‘And if anyone would sue you and take your tunic, let him have your cloak as well.’ (Mt 5:40)

Generally speaking in Jesus’ time men would wear two main items of clothing, a tunic, and a cloak. So by giving the person who is suing you both your tunic and your cloak you would be left standing in your underwear. The point is that taking all your clothes shames the one bringing the lawsuit as they are not being generous. It demonstrates that they are prepared to strip people naked in order to fulfil their desire for retribution.

Jesus continues:

And if anyone forces you to go one mile, go with him two miles.’ (Mt 5:41)

Roman soldiers had permission to compel someone in Palestine to carry their kit for a mile. This was not popular, understandably. Carrying the soldier’s kit for two miles is a way of both protesting against the injustice of the requirement, and also a way of making the soldier liable to discipline from his superiors for breaking the law. Harshness is overcome by generosity. Both of these examples point ahead to Our Lord’s Passion where He is stripped of His clothes, and forced to carry His Cross to Calvary. In His Passion and Death, Jesus exemplifies the love and generosity that He is encouraging His disciples to live out.
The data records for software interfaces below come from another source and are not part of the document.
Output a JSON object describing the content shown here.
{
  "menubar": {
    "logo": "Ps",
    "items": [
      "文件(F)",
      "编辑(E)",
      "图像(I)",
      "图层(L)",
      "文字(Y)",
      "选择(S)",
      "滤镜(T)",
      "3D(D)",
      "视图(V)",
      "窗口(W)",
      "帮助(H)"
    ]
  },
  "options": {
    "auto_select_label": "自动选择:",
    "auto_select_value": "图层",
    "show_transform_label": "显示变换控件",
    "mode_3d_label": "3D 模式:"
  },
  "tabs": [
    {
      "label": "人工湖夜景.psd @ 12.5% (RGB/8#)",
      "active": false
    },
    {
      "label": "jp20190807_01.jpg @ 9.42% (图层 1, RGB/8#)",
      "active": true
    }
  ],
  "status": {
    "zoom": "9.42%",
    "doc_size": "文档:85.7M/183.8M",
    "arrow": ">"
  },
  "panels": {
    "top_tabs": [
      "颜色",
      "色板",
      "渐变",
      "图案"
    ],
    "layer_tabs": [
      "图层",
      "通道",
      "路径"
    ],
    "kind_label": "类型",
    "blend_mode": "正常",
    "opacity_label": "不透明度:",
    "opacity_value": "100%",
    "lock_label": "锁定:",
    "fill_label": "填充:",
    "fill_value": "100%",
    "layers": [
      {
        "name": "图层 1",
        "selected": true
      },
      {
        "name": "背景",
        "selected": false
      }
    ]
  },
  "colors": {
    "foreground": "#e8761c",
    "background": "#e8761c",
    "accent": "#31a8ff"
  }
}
In the Ancient World the concept of loving friends and hating enemies was widespread. However, Jesus takes this moral norm and subverts it in His teaching:

‘But I say to you, Love your enemies and pray for those who persecute you, so that you may be sons of your Father who is in heaven.’ (Mt 5:44-5)

If we love our enemies and pray for those who persecute us, then they may cease to be our enemies. By praying for those who victimise us, we let God be the agent of change, and become people characterised by love and generosity. Only love and forgiveness have the power to heal and restore, to make the world a better place. Our Lord exemplifies this in His Passion when he prays:

“Father, forgive them, for they know not what they do.” (Lk 23:34)

During His Crucifixion and Death, Jesus prays for God’s forgiveness, and so should we. Later in this service we will pray the Lord’s Prayer which includes the words:

‘a maddau i ni ein dyledion, fel y maddeuwn ninnau i’n dyledwyr.
And forgive us our trespasses as we forgive those who trespass against us.’

If we are a people characterised by forgiveness then we are offering an alternative to a world dominated by power. The sun and rain fall on good and bad alike. How then are we to live? We have a choice. We can either follow the way of power and violence, or we can live the life of love, generosity and forgiveness. One has the power to make things worse, the other to make things better. On the Cross we see the demonstration of God’s generous love for humanity. This is the love we are called to imitate.

Jesus teaches us that,

“You therefore must be perfect, as your heavenly Father is perfect.” (Mt 5:48)

In both Latin and Greek the word for ‘perfect’ can also mean ‘complete’. We are called to be complete people. It is our relationship with God that makes us whole, and which enables us to put our faith into practice.

As we prepare to enter the holy season of Lent, we look to the Cross as our only hope, the greatest demonstration of God’s love for us. May we live out the love and the forgiveness which we see in Christ. May we turn away from our past failures, and live out the perfection of Christ. May we live as whole people filled with the love and forgiveness of God the Father, God the Son, and God the Holy Spirit. To whom be ascribed all might, majesty, glory, dominion, and power, now and forever. Amen. 

The Sermon on the Mount, Sant’ Apollinare, Ravena

Leave a Reply

Fill in your details below or click an icon to log in:

WordPress.com Logo

You are commenting using your WordPress.com account. Log Out /  Change )

Twitter picture

You are commenting using your Twitter account. Log Out /  Change )

Facebook photo

You are commenting using your Facebook account. Log Out /  Change )

Connecting to %s

This site uses Akismet to reduce spam. Learn how your comment data is processed.